Japan. Unnecessary on arrival fumigation often occurs. A system of listing non-quarantine pests means that if a pest occurs in Japan but is not on that list, it is still considered to be a quarantine pest. MPI has successfully negotiated expansion of the non-quarantine pest list, but fumigation still occurs of non-quarantine pests.

Jordan. No access. A change to import permits from the 2016 season closed access to Jordan. The new requirement is for an additional declaration that the consignment is free of Pseudomonas syringae pv. syringae. Kiwifruit is a well-known host of this common bacterial blast, and Zespri has not pursued a case via MPI about this. The requirement seems to be targeted at New Zealand product as there is no such requirement for exports from Europe, where this bacterium is also present.

Kenya. Exports are possible, but no trade has occurred. MPI and the kiwifruit industry have confirmed that access is open provided original copies of the import permit and phytosanitary certificate are presented at import. No kiwifruit has yet been exported to Kenya, and there are no plans for the immediate future.

Mexico. Occasional detections of Fuller’s rose weevil result in fumigation. Fuller’s rose weevil is categorised as a quarantine pest even though records show that it is present in Mexico. Mexico has stated that the only sightings were a number of years ago, and no further sightings have occurred.

Panama. Access is now open. MPI and the kiwifruit industry worked on phytosanitary requirements for this market. While no Importing Country’s Phytosanitary Requirements (ICPR) are maintained for Panama, access is open from the 2020 season, and shipments are likely to start in season 2021.

Peru. A potential new market.
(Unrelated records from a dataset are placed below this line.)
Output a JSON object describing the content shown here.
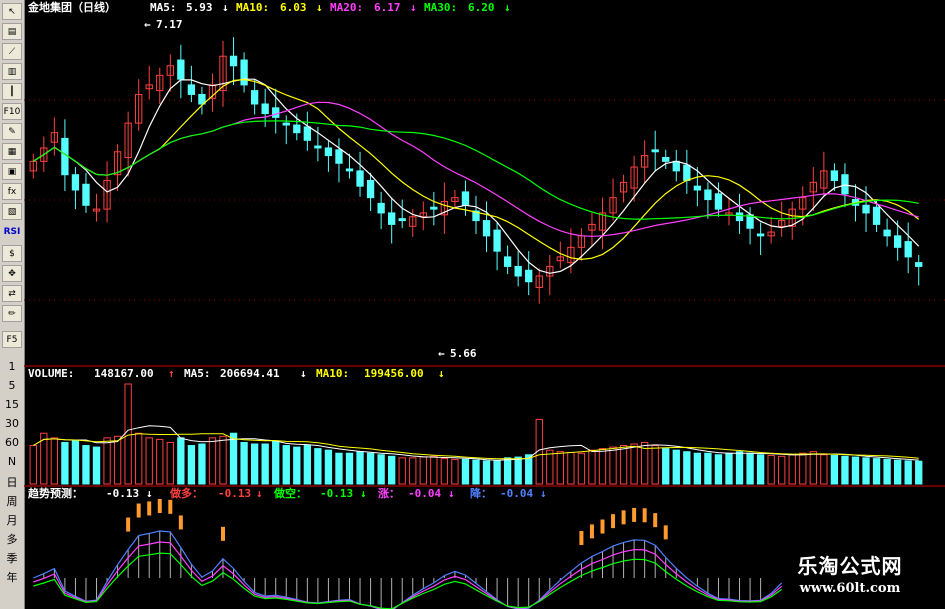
{
  "toolbar": {
    "icons": [
      {
        "name": "cursor-icon",
        "glyph": "↖"
      },
      {
        "name": "fenshi-icon",
        "glyph": "▤"
      },
      {
        "name": "line-chart-icon",
        "glyph": "⟋"
      },
      {
        "name": "bar-chart-icon",
        "glyph": "▥"
      },
      {
        "name": "candle-icon",
        "glyph": "┃"
      },
      {
        "name": "f10-icon",
        "glyph": "F10"
      },
      {
        "name": "note-icon",
        "glyph": "✎"
      },
      {
        "name": "table-icon",
        "glyph": "▦"
      },
      {
        "name": "calc-icon",
        "glyph": "▣"
      },
      {
        "name": "fx-icon",
        "glyph": "fx"
      },
      {
        "name": "chart2-icon",
        "glyph": "▧"
      }
    ],
    "rsi": "RSI",
    "icons2": [
      {
        "name": "money-icon",
        "glyph": "$"
      },
      {
        "name": "move-icon",
        "glyph": "✥"
      },
      {
        "name": "export-icon",
        "glyph": "⇄"
      },
      {
        "name": "pencil-icon",
        "glyph": "✏"
      }
    ],
    "f5": "F5",
    "periods": [
      "1",
      "5",
      "15",
      "30",
      "60",
      "N",
      "日",
      "周",
      "月",
      "多",
      "季",
      "年"
    ]
  },
  "header": {
    "title": "金地集团（日线）",
    "ma5_label": "MA5:",
    "ma5_value": "5.93",
    "ma10_label": "MA10:",
    "ma10_value": "6.03",
    "ma20_label": "MA20:",
    "ma20_value": "6.17",
    "ma30_label": "MA30:",
    "ma30_value": "6.20",
    "down_arrow": "↓",
    "up_arrow": "↑"
  },
  "volume_header": {
    "label": "VOLUME:",
    "value": "148167.00",
    "ma5_label": "MA5:",
    "ma5_value": "206694.41",
    "ma10_label": "MA10:",
    "ma10_value": "199456.00"
  },
  "indicator_header": {
    "label": "趋势预测：",
    "value": "-0.13",
    "duo_label": "做多：",
    "duo_value": "-0.13",
    "kong_label": "做空：",
    "kong_value": "-0.13",
    "zhang_label": "涨：",
    "zhang_value": "-0.04",
    "jiang_label": "降：",
    "jiang_value": "-0.04"
  },
  "annotations": {
    "high": "7.17",
    "low": "5.66",
    "high_arrow": "←",
    "low_arrow": "←"
  },
  "brand": {
    "name": "乐淘公式网",
    "url": "www.60lt.com"
  },
  "colors": {
    "background": "#000000",
    "rise": "#ff4040",
    "fall": "#54ffff",
    "ma5": "#ffffff",
    "ma10": "#ffff00",
    "ma20": "#ff40ff",
    "ma30": "#00ff00",
    "divider": "#8b0000",
    "grid": "#800000",
    "orange": "#ff9a2e"
  },
  "chart_data": {
    "type": "candlestick",
    "title": "金地集团（日线）",
    "annotated_high": 7.17,
    "annotated_low": 5.66,
    "ylim": [
      5.5,
      7.3
    ],
    "closes": [
      6.55,
      6.62,
      6.7,
      6.48,
      6.4,
      6.32,
      6.3,
      6.45,
      6.6,
      6.75,
      6.9,
      6.95,
      7.0,
      7.05,
      6.98,
      6.9,
      6.85,
      6.95,
      7.1,
      7.05,
      6.95,
      6.85,
      6.8,
      6.78,
      6.74,
      6.7,
      6.66,
      6.62,
      6.58,
      6.54,
      6.5,
      6.42,
      6.36,
      6.28,
      6.22,
      6.24,
      6.26,
      6.28,
      6.3,
      6.34,
      6.36,
      6.32,
      6.24,
      6.16,
      6.08,
      6.0,
      5.95,
      5.92,
      5.95,
      6.0,
      6.05,
      6.1,
      6.16,
      6.22,
      6.28,
      6.36,
      6.44,
      6.52,
      6.58,
      6.6,
      6.55,
      6.5,
      6.45,
      6.4,
      6.35,
      6.3,
      6.28,
      6.24,
      6.2,
      6.16,
      6.18,
      6.24,
      6.3,
      6.36,
      6.44,
      6.5,
      6.45,
      6.38,
      6.32,
      6.28,
      6.22,
      6.16,
      6.1,
      6.05,
      6.0
    ],
    "ma5_value": 5.93,
    "ma10_value": 6.03,
    "ma20_value": 6.17,
    "ma30_value": 6.2,
    "volume": {
      "current": 148167.0,
      "ma5": 206694.41,
      "ma10": 199456.0,
      "values": [
        250000,
        330000,
        300000,
        270000,
        280000,
        250000,
        240000,
        300000,
        310000,
        650000,
        330000,
        300000,
        290000,
        270000,
        300000,
        250000,
        260000,
        300000,
        310000,
        330000,
        270000,
        260000,
        260000,
        280000,
        250000,
        240000,
        250000,
        230000,
        220000,
        200000,
        200000,
        210000,
        200000,
        190000,
        180000,
        170000,
        170000,
        175000,
        180000,
        165000,
        160000,
        160000,
        155000,
        150000,
        150000,
        170000,
        175000,
        190000,
        420000,
        220000,
        210000,
        205000,
        200000,
        220000,
        230000,
        240000,
        250000,
        260000,
        270000,
        250000,
        230000,
        220000,
        210000,
        200000,
        200000,
        190000,
        200000,
        210000,
        200000,
        190000,
        185000,
        180000,
        190000,
        200000,
        210000,
        190000,
        185000,
        180000,
        175000,
        170000,
        165000,
        160000,
        155000,
        150000,
        148167
      ],
      "axis_labels": [
        "1",
        "5",
        "15",
        "30",
        "60",
        "N"
      ]
    },
    "indicator": {
      "name": "趋势预测",
      "value": -0.13,
      "duo": -0.13,
      "kong": -0.13,
      "zhang": -0.04,
      "jiang": -0.04
    }
  }
}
A market access package was submitted to Peru in 2017/18 to support a new access request, and discussions continue.

Philippines. Access continues but is restricted. In 2019 Philippine authorities reduced the validity of import permits to only 20 days (from 60 days). This is not aligned with the industry’s supply chain order lead times and is interpreted as a technical barrier to trade.
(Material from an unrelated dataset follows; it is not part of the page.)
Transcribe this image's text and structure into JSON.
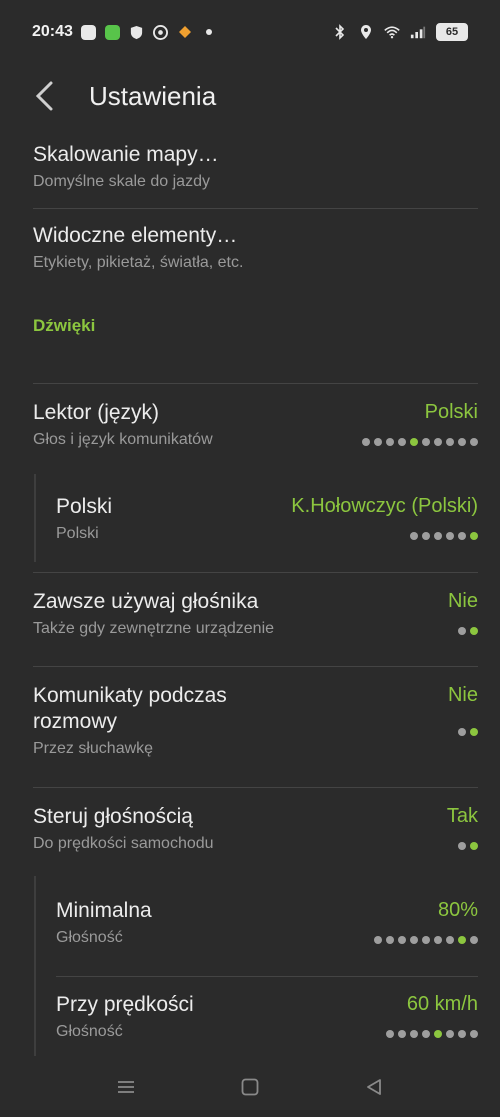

South Korea. Regulations on residue testing upon arrival are significant. These are exacerbated by frequent MRL revisions, which mean each supplier or post-harvest operator needs to be re-tested with each change.

Thailand. A challenging market to supply. Its revised import conditions, which were implemented in October 2015, appear simple on paper but verification is difficult. In particular, they require an Integrated Fruit Production (IFP) system for controlling the actionable pests on each orchard. IFP systems are not designed to prove control measures, but Thailand requires this.
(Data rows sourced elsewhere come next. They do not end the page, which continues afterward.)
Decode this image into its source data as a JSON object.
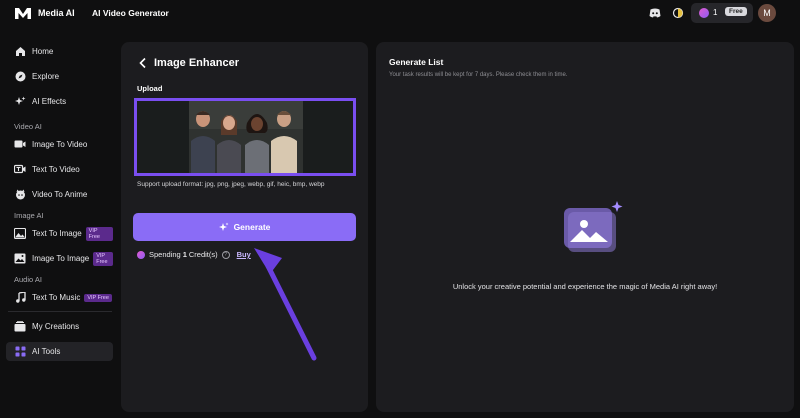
{
  "topbar": {
    "brand": "Media AI",
    "product": "AI Video Generator",
    "credits": "1",
    "free_badge": "Free",
    "avatar_initial": "M",
    "icons": [
      "discord-icon",
      "theme-toggle-icon",
      "credit-coin-icon"
    ]
  },
  "sidebar": {
    "top_items": [
      {
        "label": "Home",
        "icon": "home-icon"
      },
      {
        "label": "Explore",
        "icon": "compass-icon"
      },
      {
        "label": "AI Effects",
        "icon": "sparkles-icon"
      }
    ],
    "sections": [
      {
        "label": "Video AI",
        "items": [
          {
            "label": "Image To Video",
            "icon": "image-video-icon"
          },
          {
            "label": "Text To Video",
            "icon": "text-video-icon"
          },
          {
            "label": "Video To Anime",
            "icon": "anime-icon"
          }
        ]
      },
      {
        "label": "Image AI",
        "items": [
          {
            "label": "Text To Image",
            "icon": "text-image-icon",
            "badge": "VIP Free"
          },
          {
            "label": "Image To Image",
            "icon": "image-image-icon",
            "badge": "VIP Free"
          }
        ]
      },
      {
        "label": "Audio AI",
        "items": [
          {
            "label": "Text To Music",
            "icon": "music-icon",
            "badge": "VIP Free"
          }
        ]
      }
    ],
    "bottom_items": [
      {
        "label": "My Creations",
        "icon": "creations-icon"
      },
      {
        "label": "AI Tools",
        "icon": "tools-grid-icon",
        "active": true
      }
    ]
  },
  "tool": {
    "title": "Image Enhancer",
    "upload_label": "Upload",
    "format_note": "Support upload format: jpg, png, jpeg, webp, gif, heic, bmp, webp",
    "generate_label": "Generate",
    "spending_prefix": "Spending",
    "spending_amount": "1",
    "spending_suffix": "Credit(s)",
    "buy_label": "Buy"
  },
  "generate_list": {
    "title": "Generate List",
    "subtitle": "Your task results will be kept for 7 days. Please check them in time.",
    "empty_message": "Unlock your creative potential and experience the magic of Media AI right away!"
  },
  "colors": {
    "accent": "#8a6cf6",
    "upload_border": "#7a4ef0",
    "arrow": "#6a3fe0",
    "panel_bg": "#1c1c1f",
    "page_bg": "#0f0f10"
  }
}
Updated labelling requirements in 2018 require pallets to be identified with shipping marks. Thailand introduced rapid residue testing requirements at the border from August 2020. All imported produce is categorised based on compliance history: very high risk, high risk or low risk. Kiwifruit is currently part of the low risk group, which means random rapid testing applies on arrival unless a certificate of analysis is presented at import. If any shipment is found to be non-compliant, the exporter/commodity combination will be re-categorised as ‘very high risk’ and future shipments will be tested for non-compliant pesticide (at the importer's cost). Shipments are generally held at the border until the test results are available.

Labelling

There are international guidelines for labelling, but South Korea, Brazil, India, Indonesia, Malaysia, Qatar, Russia, Saudi Arabia, Vietnam and Argentina all require additional labelling to be applied before export.

 

SPS market access barriers - kiwiberries

China. Access stopped. In 2016 China reviewed the list of crops permitted entry to China and added the scientific names associated with the importable commodities. Kiwiberry had previously been classed as 'kiwifruit' because of its inclusion in the Actinidia genus and had entered on this basis for several years. However, in the review China considered that Actinidia arguta was not part of the kiwifruit group so kiwiberry was excluded from the list of permitted crops. China has requested that New Zealand agree to develop an import protocol for kiwiberry and kiwifruit to China. The protocol is in line with other import protocols that China has developed for new market access requests.